From the first line to the last, copy the data exactly.

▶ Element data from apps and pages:
-- Opening Marker --

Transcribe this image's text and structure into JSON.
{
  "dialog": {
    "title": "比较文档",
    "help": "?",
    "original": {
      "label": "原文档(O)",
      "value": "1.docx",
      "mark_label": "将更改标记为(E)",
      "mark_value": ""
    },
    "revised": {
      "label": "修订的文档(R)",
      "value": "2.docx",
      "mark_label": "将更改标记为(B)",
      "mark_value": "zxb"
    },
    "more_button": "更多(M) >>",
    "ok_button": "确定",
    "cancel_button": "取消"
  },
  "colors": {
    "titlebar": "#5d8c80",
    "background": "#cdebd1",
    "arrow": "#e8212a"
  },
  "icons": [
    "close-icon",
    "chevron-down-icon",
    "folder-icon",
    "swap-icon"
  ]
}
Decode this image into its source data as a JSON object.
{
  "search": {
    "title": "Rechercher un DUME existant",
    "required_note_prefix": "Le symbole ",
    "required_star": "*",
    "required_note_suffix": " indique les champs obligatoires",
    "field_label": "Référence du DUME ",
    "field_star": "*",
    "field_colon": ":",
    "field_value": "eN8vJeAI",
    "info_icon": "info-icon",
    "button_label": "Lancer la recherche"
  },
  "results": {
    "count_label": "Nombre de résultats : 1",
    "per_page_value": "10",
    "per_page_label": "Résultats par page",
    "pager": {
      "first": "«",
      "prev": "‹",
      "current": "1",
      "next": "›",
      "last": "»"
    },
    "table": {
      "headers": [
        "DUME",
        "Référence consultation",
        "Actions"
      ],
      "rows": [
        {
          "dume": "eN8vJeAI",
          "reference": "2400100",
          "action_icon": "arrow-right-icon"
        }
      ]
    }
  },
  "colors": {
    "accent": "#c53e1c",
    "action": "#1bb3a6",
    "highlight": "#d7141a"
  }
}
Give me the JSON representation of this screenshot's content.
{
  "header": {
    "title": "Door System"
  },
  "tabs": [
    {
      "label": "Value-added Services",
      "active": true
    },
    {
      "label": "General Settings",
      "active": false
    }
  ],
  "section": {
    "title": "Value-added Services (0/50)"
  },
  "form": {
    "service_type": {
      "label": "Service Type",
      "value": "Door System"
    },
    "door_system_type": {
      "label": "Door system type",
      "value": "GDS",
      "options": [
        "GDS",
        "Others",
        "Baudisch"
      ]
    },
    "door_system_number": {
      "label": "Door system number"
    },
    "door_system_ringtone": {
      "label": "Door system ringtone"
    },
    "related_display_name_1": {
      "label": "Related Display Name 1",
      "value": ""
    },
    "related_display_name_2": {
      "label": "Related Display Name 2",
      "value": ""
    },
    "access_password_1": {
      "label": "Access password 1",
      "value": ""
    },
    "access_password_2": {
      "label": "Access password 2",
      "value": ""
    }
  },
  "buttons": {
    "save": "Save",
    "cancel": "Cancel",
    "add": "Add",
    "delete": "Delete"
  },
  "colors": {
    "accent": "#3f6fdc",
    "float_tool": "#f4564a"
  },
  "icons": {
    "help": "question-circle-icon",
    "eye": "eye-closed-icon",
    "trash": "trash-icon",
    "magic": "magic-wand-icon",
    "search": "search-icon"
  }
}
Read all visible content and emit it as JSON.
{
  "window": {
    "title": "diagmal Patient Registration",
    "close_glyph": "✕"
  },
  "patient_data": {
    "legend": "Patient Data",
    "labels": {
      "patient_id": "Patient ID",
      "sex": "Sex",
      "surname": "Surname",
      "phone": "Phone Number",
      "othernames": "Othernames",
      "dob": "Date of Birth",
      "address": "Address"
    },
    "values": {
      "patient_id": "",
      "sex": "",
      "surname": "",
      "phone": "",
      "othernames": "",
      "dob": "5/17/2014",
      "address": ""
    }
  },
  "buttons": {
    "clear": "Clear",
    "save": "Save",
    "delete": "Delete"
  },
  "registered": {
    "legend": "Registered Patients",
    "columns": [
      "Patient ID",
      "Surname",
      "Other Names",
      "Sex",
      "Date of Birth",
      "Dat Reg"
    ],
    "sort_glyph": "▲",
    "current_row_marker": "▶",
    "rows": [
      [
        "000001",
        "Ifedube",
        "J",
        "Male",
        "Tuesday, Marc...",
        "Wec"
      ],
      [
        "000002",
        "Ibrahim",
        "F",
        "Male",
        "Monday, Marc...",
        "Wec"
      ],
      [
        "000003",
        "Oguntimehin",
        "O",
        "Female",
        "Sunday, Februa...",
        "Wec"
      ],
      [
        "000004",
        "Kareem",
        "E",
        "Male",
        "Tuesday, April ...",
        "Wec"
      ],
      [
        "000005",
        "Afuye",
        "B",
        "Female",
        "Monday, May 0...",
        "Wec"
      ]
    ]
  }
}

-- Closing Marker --

▶ ANSWER SPACE:
Transcribe this image's text and structure into JSON.
{
  "dialog": {
    "title": "比较文档",
    "help": "?",
    "original": {
      "label": "原文档(O)",
      "value": "1.docx",
      "mark_label": "将更改标记为(E)",
      "mark_value": ""
    },
    "revised": {
      "label": "修订的文档(R)",
      "value": "2.docx",
      "mark_label": "将更改标记为(B)",
      "mark_value": "zxb"
    },
    "more_button": "更多(M) >>",
    "ok_button": "确定",
    "cancel_button": "取消"
  },
  "colors": {
    "titlebar": "#5d8c80",
    "background": "#cdebd1",
    "arrow": "#e8212a"
  },
  "icons": [
    "close-icon",
    "chevron-down-icon",
    "folder-icon",
    "swap-icon"
  ]
}
Decode this image into its source data as a JSON object.
{
  "search": {
    "title": "Rechercher un DUME existant",
    "required_note_prefix": "Le symbole ",
    "required_star": "*",
    "required_note_suffix": " indique les champs obligatoires",
    "field_label": "Référence du DUME ",
    "field_star": "*",
    "field_colon": ":",
    "field_value": "eN8vJeAI",
    "info_icon": "info-icon",
    "button_label": "Lancer la recherche"
  },
  "results": {
    "count_label": "Nombre de résultats : 1",
    "per_page_value": "10",
    "per_page_label": "Résultats par page",
    "pager": {
      "first": "«",
      "prev": "‹",
      "current": "1",
      "next": "›",
      "last": "»"
    },
    "table": {
      "headers": [
        "DUME",
        "Référence consultation",
        "Actions"
      ],
      "rows": [
        {
          "dume": "eN8vJeAI",
          "reference": "2400100",
          "action_icon": "arrow-right-icon"
        }
      ]
    }
  },
  "colors": {
    "accent": "#c53e1c",
    "action": "#1bb3a6",
    "highlight": "#d7141a"
  }
}
Give me the JSON representation of this screenshot's content.
{
  "header": {
    "title": "Door System"
  },
  "tabs": [
    {
      "label": "Value-added Services",
      "active": true
    },
    {
      "label": "General Settings",
      "active": false
    }
  ],
  "section": {
    "title": "Value-added Services (0/50)"
  },
  "form": {
    "service_type": {
      "label": "Service Type",
      "value": "Door System"
    },
    "door_system_type": {
      "label": "Door system type",
      "value": "GDS",
      "options": [
        "GDS",
        "Others",
        "Baudisch"
      ]
    },
    "door_system_number": {
      "label": "Door system number"
    },
    "door_system_ringtone": {
      "label": "Door system ringtone"
    },
    "related_display_name_1": {
      "label": "Related Display Name 1",
      "value": ""
    },
    "related_display_name_2": {
      "label": "Related Display Name 2",
      "value": ""
    },
    "access_password_1": {
      "label": "Access password 1",
      "value": ""
    },
    "access_password_2": {
      "label": "Access password 2",
      "value": ""
    }
  },
  "buttons": {
    "save": "Save",
    "cancel": "Cancel",
    "add": "Add",
    "delete": "Delete"
  },
  "colors": {
    "accent": "#3f6fdc",
    "float_tool": "#f4564a"
  },
  "icons": {
    "help": "question-circle-icon",
    "eye": "eye-closed-icon",
    "trash": "trash-icon",
    "magic": "magic-wand-icon",
    "search": "search-icon"
  }
}
Read all visible content and emit it as JSON.
{
  "window": {
    "title": "diagmal Patient Registration",
    "close_glyph": "✕"
  },
  "patient_data": {
    "legend": "Patient Data",
    "labels": {
      "patient_id": "Patient ID",
      "sex": "Sex",
      "surname": "Surname",
      "phone": "Phone Number",
      "othernames": "Othernames",
      "dob": "Date of Birth",
      "address": "Address"
    },
    "values": {
      "patient_id": "",
      "sex": "",
      "surname": "",
      "phone": "",
      "othernames": "",
      "dob": "5/17/2014",
      "address": ""
    }
  },
  "buttons": {
    "clear": "Clear",
    "save": "Save",
    "delete": "Delete"
  },
  "registered": {
    "legend": "Registered Patients",
    "columns": [
      "Patient ID",
      "Surname",
      "Other Names",
      "Sex",
      "Date of Birth",
      "Dat Reg"
    ],
    "sort_glyph": "▲",
    "current_row_marker": "▶",
    "rows": [
      [
        "000001",
        "Ifedube",
        "J",
        "Male",
        "Tuesday, Marc...",
        "Wec"
      ],
      [
        "000002",
        "Ibrahim",
        "F",
        "Male",
        "Monday, Marc...",
        "Wec"
      ],
      [
        "000003",
        "Oguntimehin",
        "O",
        "Female",
        "Sunday, Februa...",
        "Wec"
      ],
      [
        "000004",
        "Kareem",
        "E",
        "Male",
        "Tuesday, April ...",
        "Wec"
      ],
      [
        "000005",
        "Afuye",
        "B",
        "Female",
        "Monday, May 0...",
        "Wec"
      ]
    ]
  }
}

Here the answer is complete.